We usually hear about men going bald. But hair loss doesn’t only affect men – it happens to women as well.
Hair loss in women could be due to:
Let’s take a closer look at women’s hair loss.
Female-pattern balding is the most common type of hair loss in women. Almost half of all women will experience it to some degree. It often becomes more noticeable after menopause.
Like male pattern baldness (androgenetic alopecia) it’s a term for hair loss and thinning in women. It’s usually genetically inherited from either (or both) parents.
Unlike men, though, hair loss and thinning follow a different pattern. You may notice:

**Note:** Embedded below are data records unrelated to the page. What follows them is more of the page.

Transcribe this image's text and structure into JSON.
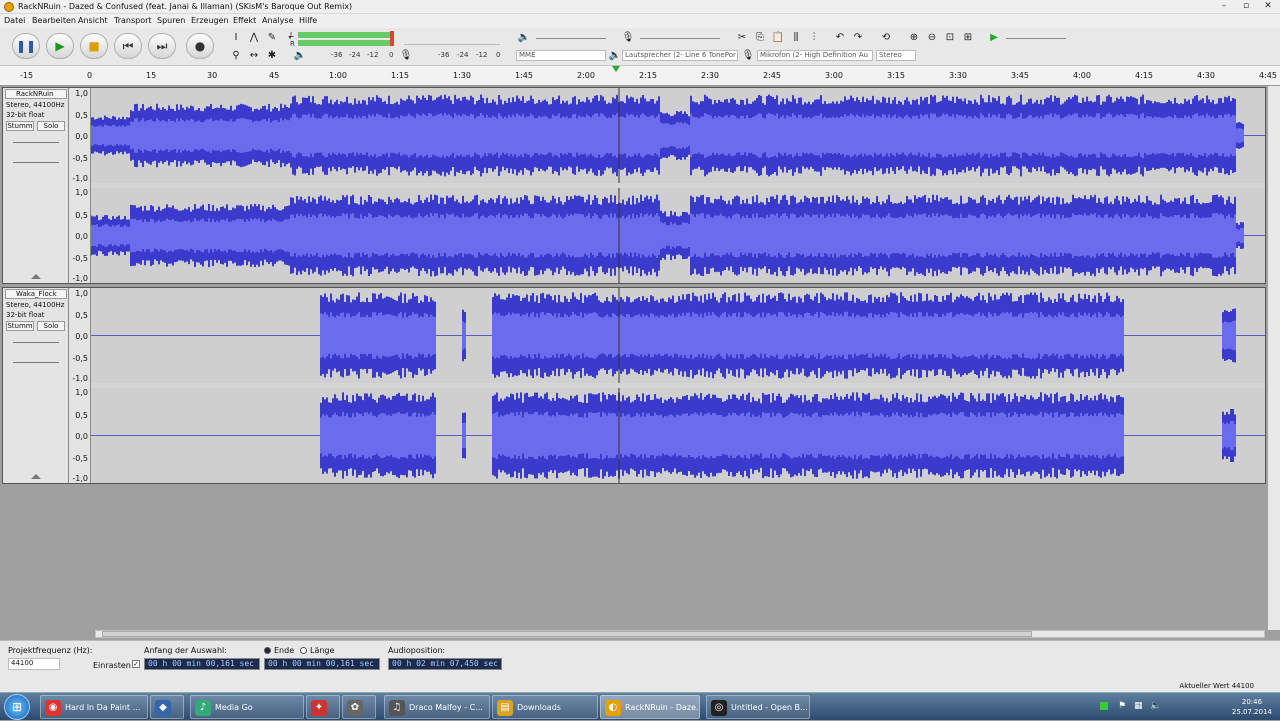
{
  "window": {
    "title": "RackNRuin - Dazed & Confused (feat. Janai & Illaman) (SKisM's Baroque Out Remix)"
  },
  "menu": [
    "Datei",
    "Bearbeiten",
    "Ansicht",
    "Transport",
    "Spuren",
    "Erzeugen",
    "Effekt",
    "Analyse",
    "Hilfe"
  ],
  "meter": {
    "labels": [
      "-36",
      "-24",
      "-12",
      "0",
      "-36",
      "-24",
      "-12",
      "0"
    ],
    "ch_l": "L",
    "ch_r": "R"
  },
  "devices": {
    "host": "MME",
    "output": "Lautsprecher (2- Line 6 TonePor",
    "input": "Mikrofon (2- High Definition Au",
    "channels": "Stereo"
  },
  "ruler": [
    "-15",
    "0",
    "15",
    "30",
    "45",
    "1:00",
    "1:15",
    "1:30",
    "1:45",
    "2:00",
    "2:15",
    "2:30",
    "2:45",
    "3:00",
    "3:15",
    "3:30",
    "3:45",
    "4:00",
    "4:15",
    "4:30",
    "4:45"
  ],
  "tracks": [
    {
      "name": "RackNRuin",
      "info1": "Stereo, 44100Hz",
      "info2": "32-bit float",
      "mute": "Stumm",
      "solo": "Solo"
    },
    {
      "name": "Waka_Flock",
      "info1": "Stereo, 44100Hz",
      "info2": "32-bit float",
      "mute": "Stumm",
      "solo": "Solo"
    }
  ],
  "scale": [
    "1,0",
    "0,5",
    "0,0",
    "-0,5",
    "-1,0"
  ],
  "selection": {
    "rate_label": "Projektfrequenz (Hz):",
    "rate_value": "44100",
    "start_label": "Anfang der Auswahl:",
    "end_label": "Ende",
    "length_label": "Länge",
    "snap_label": "Einrasten",
    "audiopos_label": "Audioposition:",
    "start_value": "00 h 00 min 00,161 sec",
    "end_value": "00 h 00 min 00,161 sec",
    "audiopos_value": "00 h 02 min 07,450 sec"
  },
  "status": {
    "right": "Aktueller Wert 44100"
  },
  "taskbar": {
    "items": [
      "Hard In Da Paint ...",
      "",
      "Media Go",
      "",
      "",
      "Draco Malfoy - C...",
      "Downloads",
      "RackNRuin - Daze...",
      "Untitled - Open B..."
    ],
    "time": "20:46",
    "date": "25.07.2014"
  },
  "colors": {
    "wave": "#3a3acc",
    "wave_rms": "#6b6bee",
    "track_bg": "#d6d6d6",
    "cursor": "#000000"
  }
}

Some women will shed hair in bursts — losing more hair for a few months — and then shedding less for a longer period in between.
Some hair loss in women could be caused by an underlying medical problem.

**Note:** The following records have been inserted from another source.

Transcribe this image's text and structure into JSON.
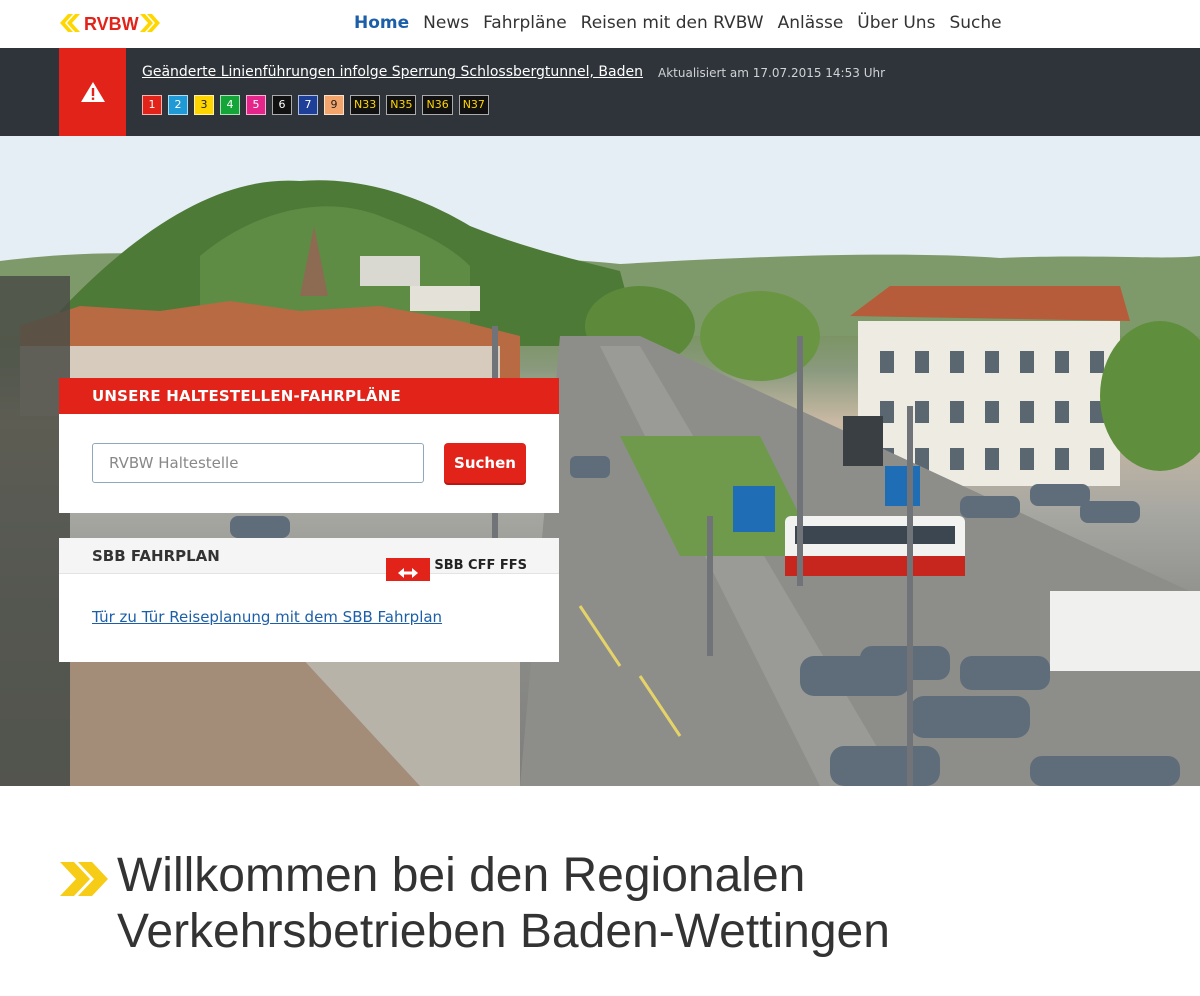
{
  "brand": {
    "name": "RVBW",
    "accent": "#e2231a",
    "yellow": "#ffd700",
    "link_color": "#1c5fa8"
  },
  "nav": {
    "items": [
      {
        "label": "Home",
        "active": true
      },
      {
        "label": "News"
      },
      {
        "label": "Fahrpläne"
      },
      {
        "label": "Reisen mit den RVBW"
      },
      {
        "label": "Anlässe"
      },
      {
        "label": "Über Uns"
      },
      {
        "label": "Suche"
      }
    ]
  },
  "alert": {
    "icon": "warning-icon",
    "title": "Geänderte Linienführungen infolge Sperrung Schlossbergtunnel, Baden",
    "updated": "Aktualisiert am 17.07.2015 14:53 Uhr",
    "lines": [
      {
        "label": "1",
        "bg": "#e2231a",
        "fg": "#ffffff"
      },
      {
        "label": "2",
        "bg": "#1f9ad6",
        "fg": "#ffffff"
      },
      {
        "label": "3",
        "bg": "#ffd500",
        "fg": "#222222"
      },
      {
        "label": "4",
        "bg": "#13a538",
        "fg": "#ffffff"
      },
      {
        "label": "5",
        "bg": "#e5258a",
        "fg": "#ffffff"
      },
      {
        "label": "6",
        "bg": "#111111",
        "fg": "#ffffff"
      },
      {
        "label": "7",
        "bg": "#1d3f97",
        "fg": "#ffffff"
      },
      {
        "label": "9",
        "bg": "#f3a56b",
        "fg": "#222222"
      },
      {
        "label": "N33",
        "bg": "#111111",
        "fg": "#ffd500"
      },
      {
        "label": "N35",
        "bg": "#111111",
        "fg": "#ffd500"
      },
      {
        "label": "N36",
        "bg": "#111111",
        "fg": "#ffd500"
      },
      {
        "label": "N37",
        "bg": "#111111",
        "fg": "#ffd500"
      }
    ]
  },
  "stops_panel": {
    "heading": "UNSERE HALTESTELLEN-FAHRPLÄNE",
    "input_placeholder": "RVBW Haltestelle",
    "button_label": "Suchen"
  },
  "sbb_panel": {
    "heading": "SBB FAHRPLAN",
    "logo_text": "SBB CFF FFS",
    "link_text": "Tür zu Tür Reiseplanung mit dem SBB Fahrplan"
  },
  "welcome": {
    "line1": "Willkommen bei den Regionalen",
    "line2": "Verkehrsbetrieben Baden-Wettingen"
  }
}
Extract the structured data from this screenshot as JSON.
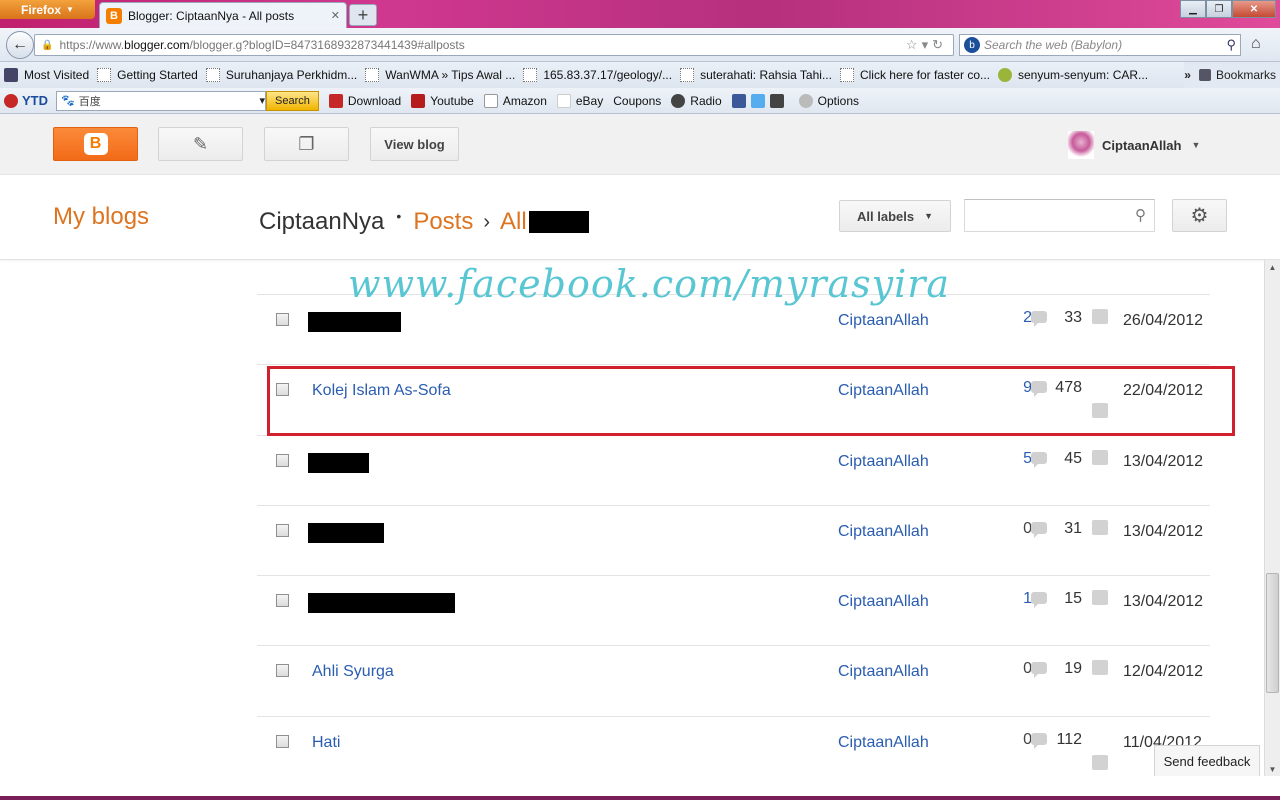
{
  "browser": {
    "app_menu": "Firefox",
    "tab_title": "Blogger: CiptaanNya - All posts",
    "url_host": "https://www.",
    "url_domain": "blogger.com",
    "url_path": "/blogger.g?blogID=8473168932873441439#allposts",
    "search_placeholder": "Search the web (Babylon)"
  },
  "bookmarks": [
    "Most Visited",
    "Getting Started",
    "Suruhanjaya Perkhidm...",
    "WanWMA » Tips Awal ...",
    "165.83.37.17/geology/...",
    "suterahati: Rahsia Tahi...",
    "Click here for faster co...",
    "senyum-senyum: CAR..."
  ],
  "bookmarks_menu": "Bookmarks",
  "toolbar": {
    "brand": "YTD",
    "search_engine_text": "百度",
    "search_button": "Search",
    "items": [
      "Download",
      "Youtube",
      "Amazon",
      "eBay",
      "Coupons",
      "Radio",
      "Options"
    ]
  },
  "blogger": {
    "view_blog": "View blog",
    "username": "CiptaanAllah",
    "my_blogs": "My blogs",
    "blog_name": "CiptaanNya",
    "crumb_posts": "Posts",
    "crumb_all": "All",
    "labels_button": "All labels",
    "watermark": "www.facebook.com/myrasyira",
    "feedback": "Send feedback"
  },
  "posts": [
    {
      "title": "",
      "redacted": true,
      "author": "CiptaanAllah",
      "comments": "2",
      "views": "33",
      "date": "26/04/2012"
    },
    {
      "title": "Kolej Islam As-Sofa",
      "redacted": false,
      "author": "CiptaanAllah",
      "comments": "9",
      "views": "478",
      "date": "22/04/2012"
    },
    {
      "title": "",
      "redacted": true,
      "author": "CiptaanAllah",
      "comments": "5",
      "views": "45",
      "date": "13/04/2012"
    },
    {
      "title": "",
      "redacted": true,
      "author": "CiptaanAllah",
      "comments": "0",
      "views": "31",
      "date": "13/04/2012"
    },
    {
      "title": "",
      "redacted": true,
      "author": "CiptaanAllah",
      "comments": "1",
      "views": "15",
      "date": "13/04/2012"
    },
    {
      "title": "Ahli Syurga",
      "redacted": false,
      "author": "CiptaanAllah",
      "comments": "0",
      "views": "19",
      "date": "12/04/2012"
    },
    {
      "title": "Hati",
      "redacted": false,
      "author": "CiptaanAllah",
      "comments": "0",
      "views": "112",
      "date": "11/04/2012"
    }
  ],
  "colors": {
    "accent": "#dd7420",
    "link": "#2a5db0",
    "highlight": "#d3202e",
    "watermark": "#58c6d3"
  }
}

Polycystic ovary syndrome is a condition where the ovaries produce abnormally high levels of male hormones. It is these hormones that can lead to hair loss.
Your doctor might recommend a test to check your hormones if you have:

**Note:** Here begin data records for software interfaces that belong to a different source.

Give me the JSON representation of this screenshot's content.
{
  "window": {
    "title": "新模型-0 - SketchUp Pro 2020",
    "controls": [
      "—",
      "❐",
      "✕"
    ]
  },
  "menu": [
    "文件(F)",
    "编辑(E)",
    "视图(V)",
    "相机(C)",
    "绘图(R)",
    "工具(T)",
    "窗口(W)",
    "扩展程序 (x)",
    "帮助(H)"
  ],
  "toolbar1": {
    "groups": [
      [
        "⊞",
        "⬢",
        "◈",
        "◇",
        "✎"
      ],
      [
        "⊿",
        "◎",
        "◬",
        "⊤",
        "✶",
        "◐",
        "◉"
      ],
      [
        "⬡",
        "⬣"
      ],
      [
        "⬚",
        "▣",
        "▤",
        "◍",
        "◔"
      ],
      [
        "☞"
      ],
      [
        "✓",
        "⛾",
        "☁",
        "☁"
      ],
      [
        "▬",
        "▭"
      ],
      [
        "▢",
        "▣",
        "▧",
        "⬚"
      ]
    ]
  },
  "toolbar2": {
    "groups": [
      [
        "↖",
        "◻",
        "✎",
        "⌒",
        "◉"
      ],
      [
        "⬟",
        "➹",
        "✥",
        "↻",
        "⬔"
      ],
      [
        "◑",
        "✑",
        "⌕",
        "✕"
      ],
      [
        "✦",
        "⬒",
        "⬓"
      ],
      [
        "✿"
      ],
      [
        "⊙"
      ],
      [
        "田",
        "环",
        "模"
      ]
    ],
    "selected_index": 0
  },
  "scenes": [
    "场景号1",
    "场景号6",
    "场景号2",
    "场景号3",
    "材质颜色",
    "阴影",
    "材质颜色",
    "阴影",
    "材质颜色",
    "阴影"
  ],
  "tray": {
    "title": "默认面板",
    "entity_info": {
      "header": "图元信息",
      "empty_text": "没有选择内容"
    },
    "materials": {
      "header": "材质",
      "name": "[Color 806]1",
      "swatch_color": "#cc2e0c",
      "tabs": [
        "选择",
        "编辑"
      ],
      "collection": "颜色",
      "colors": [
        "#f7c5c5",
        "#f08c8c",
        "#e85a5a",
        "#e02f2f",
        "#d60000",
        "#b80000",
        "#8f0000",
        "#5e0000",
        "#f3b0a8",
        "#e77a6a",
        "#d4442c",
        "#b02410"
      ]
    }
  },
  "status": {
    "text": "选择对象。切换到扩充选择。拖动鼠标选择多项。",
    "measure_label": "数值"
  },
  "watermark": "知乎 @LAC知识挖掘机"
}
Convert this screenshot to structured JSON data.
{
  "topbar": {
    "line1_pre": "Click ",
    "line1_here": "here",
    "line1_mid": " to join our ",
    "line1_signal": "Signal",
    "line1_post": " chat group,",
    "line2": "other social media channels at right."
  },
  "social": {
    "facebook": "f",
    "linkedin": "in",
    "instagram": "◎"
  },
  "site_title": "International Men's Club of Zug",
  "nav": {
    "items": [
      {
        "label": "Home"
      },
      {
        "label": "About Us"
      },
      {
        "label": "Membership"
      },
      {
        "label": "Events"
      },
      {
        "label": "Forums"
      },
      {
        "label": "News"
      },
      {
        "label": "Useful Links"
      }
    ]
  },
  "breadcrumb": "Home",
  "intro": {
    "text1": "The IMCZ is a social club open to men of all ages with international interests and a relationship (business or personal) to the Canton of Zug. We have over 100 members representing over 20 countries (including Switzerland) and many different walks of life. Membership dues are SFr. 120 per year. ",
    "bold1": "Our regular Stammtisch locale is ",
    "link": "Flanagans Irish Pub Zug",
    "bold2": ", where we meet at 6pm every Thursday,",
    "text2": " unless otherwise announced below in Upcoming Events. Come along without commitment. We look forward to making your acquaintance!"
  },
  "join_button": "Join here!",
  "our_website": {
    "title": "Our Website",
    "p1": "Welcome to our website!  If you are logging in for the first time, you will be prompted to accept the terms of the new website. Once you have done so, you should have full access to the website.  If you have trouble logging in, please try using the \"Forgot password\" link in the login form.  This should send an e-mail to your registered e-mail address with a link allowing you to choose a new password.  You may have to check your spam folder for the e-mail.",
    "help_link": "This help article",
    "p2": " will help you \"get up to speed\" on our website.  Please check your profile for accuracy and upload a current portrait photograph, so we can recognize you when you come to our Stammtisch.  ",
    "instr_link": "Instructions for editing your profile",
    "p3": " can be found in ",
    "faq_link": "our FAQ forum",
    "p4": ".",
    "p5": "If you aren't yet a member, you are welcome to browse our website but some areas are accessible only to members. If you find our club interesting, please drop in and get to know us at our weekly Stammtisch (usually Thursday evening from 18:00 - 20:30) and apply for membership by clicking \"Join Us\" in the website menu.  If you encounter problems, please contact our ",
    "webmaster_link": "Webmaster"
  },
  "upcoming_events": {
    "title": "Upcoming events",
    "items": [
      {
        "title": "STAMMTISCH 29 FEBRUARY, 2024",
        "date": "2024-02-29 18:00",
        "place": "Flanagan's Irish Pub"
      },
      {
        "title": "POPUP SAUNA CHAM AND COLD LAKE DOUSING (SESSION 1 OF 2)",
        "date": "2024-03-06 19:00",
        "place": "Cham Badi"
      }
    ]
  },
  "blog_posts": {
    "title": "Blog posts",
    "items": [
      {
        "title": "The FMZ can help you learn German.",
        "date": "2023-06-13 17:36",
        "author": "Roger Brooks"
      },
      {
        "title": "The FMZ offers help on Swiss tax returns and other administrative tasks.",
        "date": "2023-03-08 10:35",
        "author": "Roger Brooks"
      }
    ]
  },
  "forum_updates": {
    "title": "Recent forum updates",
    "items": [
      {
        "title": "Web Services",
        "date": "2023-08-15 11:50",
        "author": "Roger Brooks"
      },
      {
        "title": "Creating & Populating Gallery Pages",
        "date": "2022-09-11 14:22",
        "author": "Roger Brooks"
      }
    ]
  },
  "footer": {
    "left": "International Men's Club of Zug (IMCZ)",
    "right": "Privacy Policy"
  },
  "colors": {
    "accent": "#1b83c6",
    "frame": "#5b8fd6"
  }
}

Certain medicines can cause hair loss or hair thinning. These include:
There is no cure for female-pattern baldness. Some treatments slow down or halt hair loss. Some products could help stimulate regrowth.
The main medicine used to treat female-pattern baldness is minoxidil — prescribed as a lotion to rub into the scalp or as a tablet to take.
If your hair loss is hormone-related, a doctor may prescribe a hormone blocker. This may help slow hair loss.
Other ways to manage or treat hair loss include:
Be wary of claims in advertising, social media, or emails that promise ‘amazing hair regrowth’. There’s still not enough evidence to support using laser, plasma injections, hair tonics or nutritional supplements.
InstantScripts GPs can help you navigate hair loss. It’s quick and easy to book a telehealth consult or request a script.